Apple expects to start producing the iPhone 14 in India just two months after the product’s first introduction in China to reduce the gap between the two nations but not totally close it as some had hoped.
According to sources familiar with the situation, the company has been working with suppliers to increase manufacturing in India and reduce the customary six to nine-month production delay for new iPhone launches.
Due to tensions with the US government and nationwide lockdowns imposed by Xi Jinping‘s administration, which have impacted economic activity, Apple, which has historically produced the majority of its iPhones in China, is looking for alternatives.
The new iPhone is expected to ship from both countries at about the same time, according to analysts like Ming-Chi Kuo of TF International Securities Group. This would have been a significant milestone for Apple’s efforts to diversify its supply chain and increase redundancy.
According to the source, who declined to be named because the work is classified, Foxconn Technology Group, the top supplier of iPhones, looked into the logistics of importing parts from China and constructing the iPhone 14 smartphone at its plant outside of Chennai in southern India. That meant considering how to uphold Apple’s strict secrecy standards.
According to the source, Apple and Foxconn eventually agreed that a simultaneous launch in China and India isn’t possible this year, but it still remains a long-term plan.
Following the initial September release, the first iPhone 14 series from India is expected to be completed in late October or November, according to sources.
In 2017, Apple’s partners started making iPhones in India, which marked the start of a multi-year project to develop the country’s manufacturing capability. The 1.4 billion-person nation serves as a backup to its current operations and is a prospective consumer market. Additionally, the Modi administration has provided financial incentives for tech production through its Make in India program.
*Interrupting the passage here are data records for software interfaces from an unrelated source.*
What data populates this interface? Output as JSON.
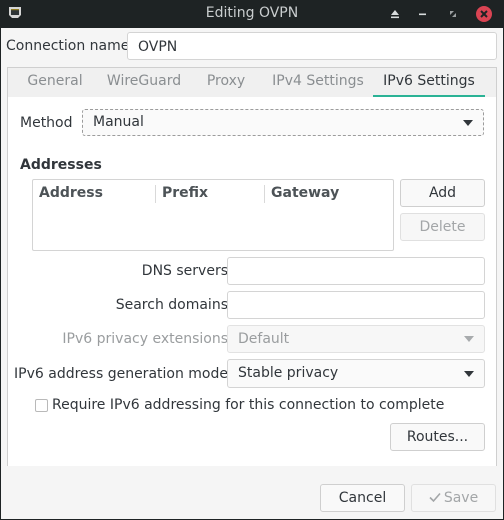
{
  "window": {
    "title": "Editing OVPN",
    "app_icon": "network-wired-icon",
    "controls": [
      "keep-above-icon",
      "minimize-icon",
      "maximize-icon",
      "close-icon"
    ]
  },
  "connection_name": {
    "label": "Connection name",
    "value": "OVPN"
  },
  "tabs": [
    {
      "label": "General",
      "active": false
    },
    {
      "label": "WireGuard",
      "active": false
    },
    {
      "label": "Proxy",
      "active": false
    },
    {
      "label": "IPv4 Settings",
      "active": false
    },
    {
      "label": "IPv6 Settings",
      "active": true
    }
  ],
  "ipv6": {
    "method": {
      "label": "Method",
      "value": "Manual"
    },
    "addresses": {
      "heading": "Addresses",
      "columns": [
        "Address",
        "Prefix",
        "Gateway"
      ],
      "rows": [],
      "add_label": "Add",
      "delete_label": "Delete"
    },
    "dns_servers": {
      "label": "DNS servers",
      "value": ""
    },
    "search_domains": {
      "label": "Search domains",
      "value": ""
    },
    "privacy_extensions": {
      "label": "IPv6 privacy extensions",
      "value": "Default",
      "enabled": false
    },
    "address_generation_mode": {
      "label": "IPv6 address generation mode",
      "value": "Stable privacy"
    },
    "require_ipv6": {
      "label": "Require IPv6 addressing for this connection to complete",
      "checked": false
    },
    "routes_label": "Routes..."
  },
  "footer": {
    "cancel_label": "Cancel",
    "save_label": "Save",
    "save_enabled": false
  },
  "colors": {
    "accent": "#2ab295",
    "close_button": "#da4453",
    "titlebar": "#1e2324"
  }
}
Secrecy is one challenge to lower the production limit for India. Apple goes out of its way to protect the privacy of new product details, so applying the same strict regulations in a second country would be challenging.
According to two of the sources, local executives in India analyzed entirely cornering off a section of one of Foxconn‘s several manufacturing lines, sequestering workers, and considering every potential way that the security surrounding the device could be compromised. It would be difficult to replicate the strict security measures and extreme secrecy of its China facilities.
Another possible weakness for product confidentiality has Apple concerned. Customs authorities in India frequently inspect packages to verify if imported materials match their declarations.
Supply problems would have barred a simultaneous launch, even if Apple and Foxconn had wanted to do so. Multiple waves of lockdowns in China, the country from where many iPhone components are manufactured, have made it more difficult to move parts through the country.
India’s workforce and factories haven’t easily adopted the highly controlled practices that Apple requires from suppliers.
Since Apple started making iPhones in India through contract manufacturers Foxconn and Wistron five years ago, there have been two notable examples of workers rising up in protest over salaries and the quality of food.